Data about app and page elements
————

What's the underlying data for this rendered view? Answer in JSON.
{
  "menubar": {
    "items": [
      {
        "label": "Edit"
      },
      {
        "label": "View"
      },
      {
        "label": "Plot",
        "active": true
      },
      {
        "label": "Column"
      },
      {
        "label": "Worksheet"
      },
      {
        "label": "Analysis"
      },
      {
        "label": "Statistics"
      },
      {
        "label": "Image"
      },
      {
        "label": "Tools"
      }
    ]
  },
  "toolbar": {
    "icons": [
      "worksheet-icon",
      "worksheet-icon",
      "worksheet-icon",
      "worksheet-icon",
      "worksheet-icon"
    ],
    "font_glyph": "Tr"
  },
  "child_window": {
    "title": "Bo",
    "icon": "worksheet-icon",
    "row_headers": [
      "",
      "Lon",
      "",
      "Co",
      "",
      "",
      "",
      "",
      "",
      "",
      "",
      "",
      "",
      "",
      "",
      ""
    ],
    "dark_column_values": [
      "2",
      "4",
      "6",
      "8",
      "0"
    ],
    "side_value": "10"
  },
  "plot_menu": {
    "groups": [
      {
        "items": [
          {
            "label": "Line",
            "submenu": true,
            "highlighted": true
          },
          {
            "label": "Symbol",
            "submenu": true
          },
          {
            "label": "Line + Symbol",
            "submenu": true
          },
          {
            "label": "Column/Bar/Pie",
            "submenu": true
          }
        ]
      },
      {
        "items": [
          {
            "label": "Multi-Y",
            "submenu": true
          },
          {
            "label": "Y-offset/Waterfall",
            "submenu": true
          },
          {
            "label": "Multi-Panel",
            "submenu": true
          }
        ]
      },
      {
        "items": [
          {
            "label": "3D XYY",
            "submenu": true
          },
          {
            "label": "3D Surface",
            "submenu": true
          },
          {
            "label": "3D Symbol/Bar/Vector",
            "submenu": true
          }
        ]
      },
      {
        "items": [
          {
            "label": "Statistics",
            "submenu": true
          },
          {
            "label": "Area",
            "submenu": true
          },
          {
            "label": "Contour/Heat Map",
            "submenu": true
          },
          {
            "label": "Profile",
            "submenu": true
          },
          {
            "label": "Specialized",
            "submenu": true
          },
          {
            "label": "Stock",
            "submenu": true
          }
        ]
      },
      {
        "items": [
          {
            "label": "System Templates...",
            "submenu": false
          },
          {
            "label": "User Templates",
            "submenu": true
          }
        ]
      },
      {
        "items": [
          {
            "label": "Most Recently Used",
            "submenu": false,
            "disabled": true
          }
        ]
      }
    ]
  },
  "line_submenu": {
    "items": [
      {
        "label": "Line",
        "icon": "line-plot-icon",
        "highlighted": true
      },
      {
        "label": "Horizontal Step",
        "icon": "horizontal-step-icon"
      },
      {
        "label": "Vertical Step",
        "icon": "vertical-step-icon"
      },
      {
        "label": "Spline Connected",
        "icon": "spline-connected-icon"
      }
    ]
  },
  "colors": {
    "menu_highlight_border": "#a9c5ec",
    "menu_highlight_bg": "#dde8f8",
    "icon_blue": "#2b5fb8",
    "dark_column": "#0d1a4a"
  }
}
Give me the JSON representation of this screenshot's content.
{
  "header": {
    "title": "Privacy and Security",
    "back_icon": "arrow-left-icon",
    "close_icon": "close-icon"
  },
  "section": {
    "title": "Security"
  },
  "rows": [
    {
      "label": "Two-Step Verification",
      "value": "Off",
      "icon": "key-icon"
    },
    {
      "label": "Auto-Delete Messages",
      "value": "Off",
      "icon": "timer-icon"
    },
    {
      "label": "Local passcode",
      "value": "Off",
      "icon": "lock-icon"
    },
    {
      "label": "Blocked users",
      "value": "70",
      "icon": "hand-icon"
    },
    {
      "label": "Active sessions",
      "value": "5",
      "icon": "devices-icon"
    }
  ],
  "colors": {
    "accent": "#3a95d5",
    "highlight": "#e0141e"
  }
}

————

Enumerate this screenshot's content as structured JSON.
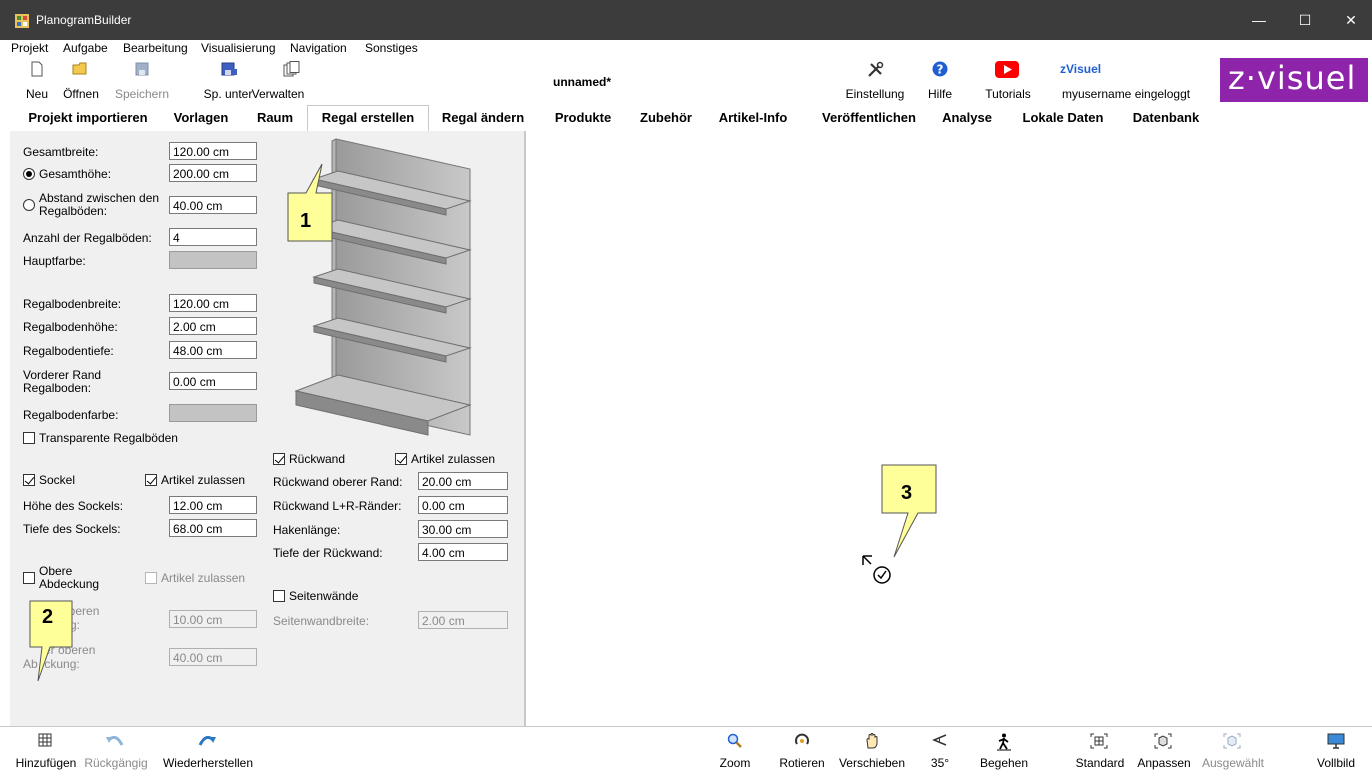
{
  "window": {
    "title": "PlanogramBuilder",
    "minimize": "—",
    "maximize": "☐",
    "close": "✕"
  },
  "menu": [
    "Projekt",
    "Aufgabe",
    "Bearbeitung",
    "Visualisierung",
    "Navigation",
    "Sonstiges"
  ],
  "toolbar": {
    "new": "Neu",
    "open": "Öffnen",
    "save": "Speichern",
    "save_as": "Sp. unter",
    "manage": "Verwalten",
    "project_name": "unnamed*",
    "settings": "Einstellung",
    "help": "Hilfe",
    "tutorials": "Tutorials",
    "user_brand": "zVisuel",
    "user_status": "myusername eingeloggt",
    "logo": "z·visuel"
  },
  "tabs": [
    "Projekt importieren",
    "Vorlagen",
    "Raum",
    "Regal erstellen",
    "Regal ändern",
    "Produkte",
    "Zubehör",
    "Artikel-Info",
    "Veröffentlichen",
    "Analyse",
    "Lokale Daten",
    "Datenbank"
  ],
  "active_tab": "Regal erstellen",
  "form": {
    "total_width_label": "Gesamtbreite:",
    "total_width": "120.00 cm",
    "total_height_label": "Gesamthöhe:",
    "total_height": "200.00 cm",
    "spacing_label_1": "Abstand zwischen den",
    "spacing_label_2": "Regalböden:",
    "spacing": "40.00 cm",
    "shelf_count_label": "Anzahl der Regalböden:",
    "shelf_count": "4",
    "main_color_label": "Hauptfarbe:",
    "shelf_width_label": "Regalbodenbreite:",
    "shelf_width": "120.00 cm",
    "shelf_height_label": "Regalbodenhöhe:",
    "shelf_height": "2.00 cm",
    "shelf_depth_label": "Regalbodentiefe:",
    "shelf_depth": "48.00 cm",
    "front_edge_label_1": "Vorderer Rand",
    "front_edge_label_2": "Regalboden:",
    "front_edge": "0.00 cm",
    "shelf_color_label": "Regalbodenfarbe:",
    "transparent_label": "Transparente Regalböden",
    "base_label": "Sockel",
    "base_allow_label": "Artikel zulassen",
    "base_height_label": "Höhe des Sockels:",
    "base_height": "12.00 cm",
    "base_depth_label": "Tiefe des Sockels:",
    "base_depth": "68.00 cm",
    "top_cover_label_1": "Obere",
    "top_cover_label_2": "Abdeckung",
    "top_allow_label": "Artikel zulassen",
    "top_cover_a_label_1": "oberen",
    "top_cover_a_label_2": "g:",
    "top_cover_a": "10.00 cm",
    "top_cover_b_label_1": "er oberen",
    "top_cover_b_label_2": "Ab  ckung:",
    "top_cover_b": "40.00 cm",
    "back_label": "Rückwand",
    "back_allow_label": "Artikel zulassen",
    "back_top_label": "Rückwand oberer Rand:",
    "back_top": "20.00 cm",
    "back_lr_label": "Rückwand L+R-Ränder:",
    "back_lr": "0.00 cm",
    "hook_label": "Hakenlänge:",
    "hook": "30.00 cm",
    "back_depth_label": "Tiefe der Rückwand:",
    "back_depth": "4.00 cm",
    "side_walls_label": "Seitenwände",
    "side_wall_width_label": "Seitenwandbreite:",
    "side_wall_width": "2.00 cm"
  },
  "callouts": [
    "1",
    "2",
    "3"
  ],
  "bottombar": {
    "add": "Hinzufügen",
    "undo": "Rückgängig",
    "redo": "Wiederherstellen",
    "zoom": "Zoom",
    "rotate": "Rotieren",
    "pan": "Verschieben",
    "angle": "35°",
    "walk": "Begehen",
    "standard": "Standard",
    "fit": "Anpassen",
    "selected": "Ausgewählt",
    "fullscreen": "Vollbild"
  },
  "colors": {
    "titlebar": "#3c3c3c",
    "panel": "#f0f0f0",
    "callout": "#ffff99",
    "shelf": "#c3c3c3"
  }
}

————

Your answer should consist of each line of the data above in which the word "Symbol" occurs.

** Task output **
            "label": "Symbol",
            "label": "Line + Symbol",
            "label": "3D Symbol/Bar/Vector",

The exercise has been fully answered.